The IoT network will be implemented in stages across a number of Indian cities by telecoms giant Tata Communications and Hewlett-Packard Enterprise (HPE). Around 400 million people are expected to benefit from the network through public infrastructure and consumer applications.
A HPE spokesperson told Computer Weekly that trials are also being carried out in the areas of street lighting as well as theft protection using proximity sensors. Safety measures using tracking and SOS-based devices will also improve the personal safety of individuals.
Powered by HPE’s Universal IoT platform, the IoT network uses a proprietary flavour of low-power wide-area networking (LPWAN) called Lora to provide IoT connectivity for sensors and devices.
“The sheer size of this project is incredible, bringing new services to millions of people,” said David Sliter, HPE’s vice-president and general manager for communications solutions business.
“Through our partner centric approach, the HPE Universal IoT platform will enable Tata Communications to build multiple vertical cases for its IoT network in India on a common platform with a common data model.”
On the choice of Lora’s LPWAN technology over other IoT connectivity options, such as the GSM Association’s Narrowband IoT (NB-IoT), HPE said Lora stood out over all the available technology that was tested and compared more than 12 months ago.
“LPWAN is a highly secure, wireless technology, developed to support low power, wide-area network requirements for efficient machine-to-machine [M2M] communications and IoT applications,” it said.
“With HPE’s IoT Network platform, we now provide an integrated system that is device agnostic and can measure and monitor and support with insights to deliver a complete IoT management service capability.”

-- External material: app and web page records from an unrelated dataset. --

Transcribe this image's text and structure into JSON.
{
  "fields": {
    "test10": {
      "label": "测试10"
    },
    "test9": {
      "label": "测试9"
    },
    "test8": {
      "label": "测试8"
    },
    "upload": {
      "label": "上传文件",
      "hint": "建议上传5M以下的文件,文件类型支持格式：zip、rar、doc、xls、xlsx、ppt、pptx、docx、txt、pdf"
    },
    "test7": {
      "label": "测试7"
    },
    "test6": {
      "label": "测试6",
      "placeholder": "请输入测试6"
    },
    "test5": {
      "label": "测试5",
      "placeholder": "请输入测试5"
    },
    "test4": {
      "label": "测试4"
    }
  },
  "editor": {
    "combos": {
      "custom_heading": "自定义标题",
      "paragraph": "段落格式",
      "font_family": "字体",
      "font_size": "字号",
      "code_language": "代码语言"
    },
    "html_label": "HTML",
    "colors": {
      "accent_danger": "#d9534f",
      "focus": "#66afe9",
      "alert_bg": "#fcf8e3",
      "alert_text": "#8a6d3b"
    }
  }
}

Besides India, Southeast Asia is set for a flurry of IoT developments in 2017. In April, Thailand will roll out an IoT network in Phuket and central Bangkok, where tourists can look forward to a location tracking service.
And in the third quarter, Singapore’s largest telco Singtel will start trials that let consumers monitor IoT apps and devices from a single platform it developed with Ericsson. This follows the launch of the city-state’s nationwide Sigfox-based IoT network in February 2017.
Irza Suprapto, director at Asia IoT business platform, told Computer Weekly that adoption of IoT in Southeast Asia has been increasing over the past four years, with some companies beginning to see the benefits of adoption.
Read more about IoT in APAC
- Australia is adopting an internet of things standard that was developed in the UK to help improve security, among other things.
- Experts in Singapore say physical security, encryption and tokenisation can enhance the security of connected things.
- Malaysia is exploring the use of internet of things technologies for agriculture in Asean, driven by collaboration between government and the private sector.
- Australia is preparing for the rapid adoption of the internet of things with a regulatory framework.
Suprapto noted that cost has been a driver for IoT adoption in the region, with more interest from countries that are in early stages economic development due to lower costs of upgrading from legacy systems. Other drivers include efforts by telcos to provide IoT system as well as government support.
“Governments have created policies which increase the number of solutions available to enterprises and promote their adoption by providing financial and non-financial support. For example, Singapore has spent a lot of resources to promote their Smart Nation programme globally to attract international companies to partake in local projects,” he said.
“Malaysia has the National IoT Roadmap which targets RM9.5bn (US$2.2bn) contribution to gross national income by 2020. The execution of these programmes will determine how local adoption rates of IoT vary over the next three to five years,” he added.